* YOUR INSTRUCTIONS *
Print every line below exactly as written, but leave the pictures behind.

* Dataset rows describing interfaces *
━━━━━━━━

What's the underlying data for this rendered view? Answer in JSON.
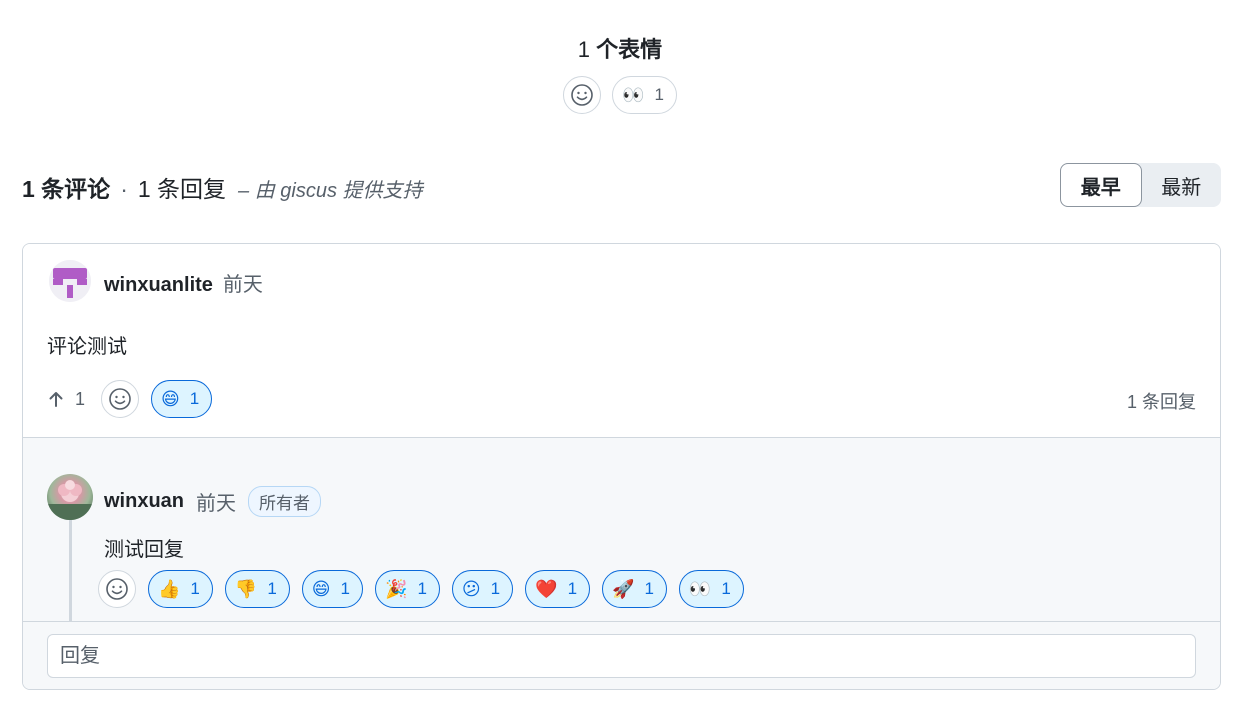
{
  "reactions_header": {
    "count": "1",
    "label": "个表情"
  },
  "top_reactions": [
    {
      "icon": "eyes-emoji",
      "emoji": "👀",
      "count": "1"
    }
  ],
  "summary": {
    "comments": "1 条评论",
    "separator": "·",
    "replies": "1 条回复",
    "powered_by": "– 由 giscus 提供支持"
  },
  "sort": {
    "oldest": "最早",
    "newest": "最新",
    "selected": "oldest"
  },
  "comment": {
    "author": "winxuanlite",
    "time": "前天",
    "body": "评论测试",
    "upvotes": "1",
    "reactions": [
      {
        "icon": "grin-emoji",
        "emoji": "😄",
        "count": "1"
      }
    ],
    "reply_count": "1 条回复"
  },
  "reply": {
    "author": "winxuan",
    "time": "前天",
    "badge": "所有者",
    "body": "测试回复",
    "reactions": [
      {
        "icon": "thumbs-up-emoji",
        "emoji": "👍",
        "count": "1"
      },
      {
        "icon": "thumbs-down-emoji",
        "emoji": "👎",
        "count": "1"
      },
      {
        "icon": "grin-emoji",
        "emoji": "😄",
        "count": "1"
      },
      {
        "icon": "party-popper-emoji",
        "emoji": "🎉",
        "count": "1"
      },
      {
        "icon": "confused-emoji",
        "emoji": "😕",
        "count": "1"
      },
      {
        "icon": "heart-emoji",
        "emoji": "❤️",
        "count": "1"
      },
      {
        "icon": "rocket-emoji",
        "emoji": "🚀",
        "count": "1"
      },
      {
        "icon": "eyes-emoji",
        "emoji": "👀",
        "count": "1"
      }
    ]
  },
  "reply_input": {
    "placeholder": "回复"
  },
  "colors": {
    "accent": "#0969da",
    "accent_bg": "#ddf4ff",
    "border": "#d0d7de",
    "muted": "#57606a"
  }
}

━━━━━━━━

* OUTPUT FOR THIS TASK *
What's the underlying data for this rendered view? Answer in JSON.
{
  "reactions_header": {
    "count": "1",
    "label": "个表情"
  },
  "top_reactions": [
    {
      "icon": "eyes-emoji",
      "emoji": "👀",
      "count": "1"
    }
  ],
  "summary": {
    "comments": "1 条评论",
    "separator": "·",
    "replies": "1 条回复",
    "powered_by": "– 由 giscus 提供支持"
  },
  "sort": {
    "oldest": "最早",
    "newest": "最新",
    "selected": "oldest"
  },
  "comment": {
    "author": "winxuanlite",
    "time": "前天",
    "body": "评论测试",
    "upvotes": "1",
    "reactions": [
      {
        "icon": "grin-emoji",
        "emoji": "😄",
        "count": "1"
      }
    ],
    "reply_count": "1 条回复"
  },
  "reply": {
    "author": "winxuan",
    "time": "前天",
    "badge": "所有者",
    "body": "测试回复",
    "reactions": [
      {
        "icon": "thumbs-up-emoji",
        "emoji": "👍",
        "count": "1"
      },
      {
        "icon": "thumbs-down-emoji",
        "emoji": "👎",
        "count": "1"
      },
      {
        "icon": "grin-emoji",
        "emoji": "😄",
        "count": "1"
      },
      {
        "icon": "party-popper-emoji",
        "emoji": "🎉",
        "count": "1"
      },
      {
        "icon": "confused-emoji",
        "emoji": "😕",
        "count": "1"
      },
      {
        "icon": "heart-emoji",
        "emoji": "❤️",
        "count": "1"
      },
      {
        "icon": "rocket-emoji",
        "emoji": "🚀",
        "count": "1"
      },
      {
        "icon": "eyes-emoji",
        "emoji": "👀",
        "count": "1"
      }
    ]
  },
  "reply_input": {
    "placeholder": "回复"
  },
  "colors": {
    "accent": "#0969da",
    "accent_bg": "#ddf4ff",
    "border": "#d0d7de",
    "muted": "#57606a"
  }
}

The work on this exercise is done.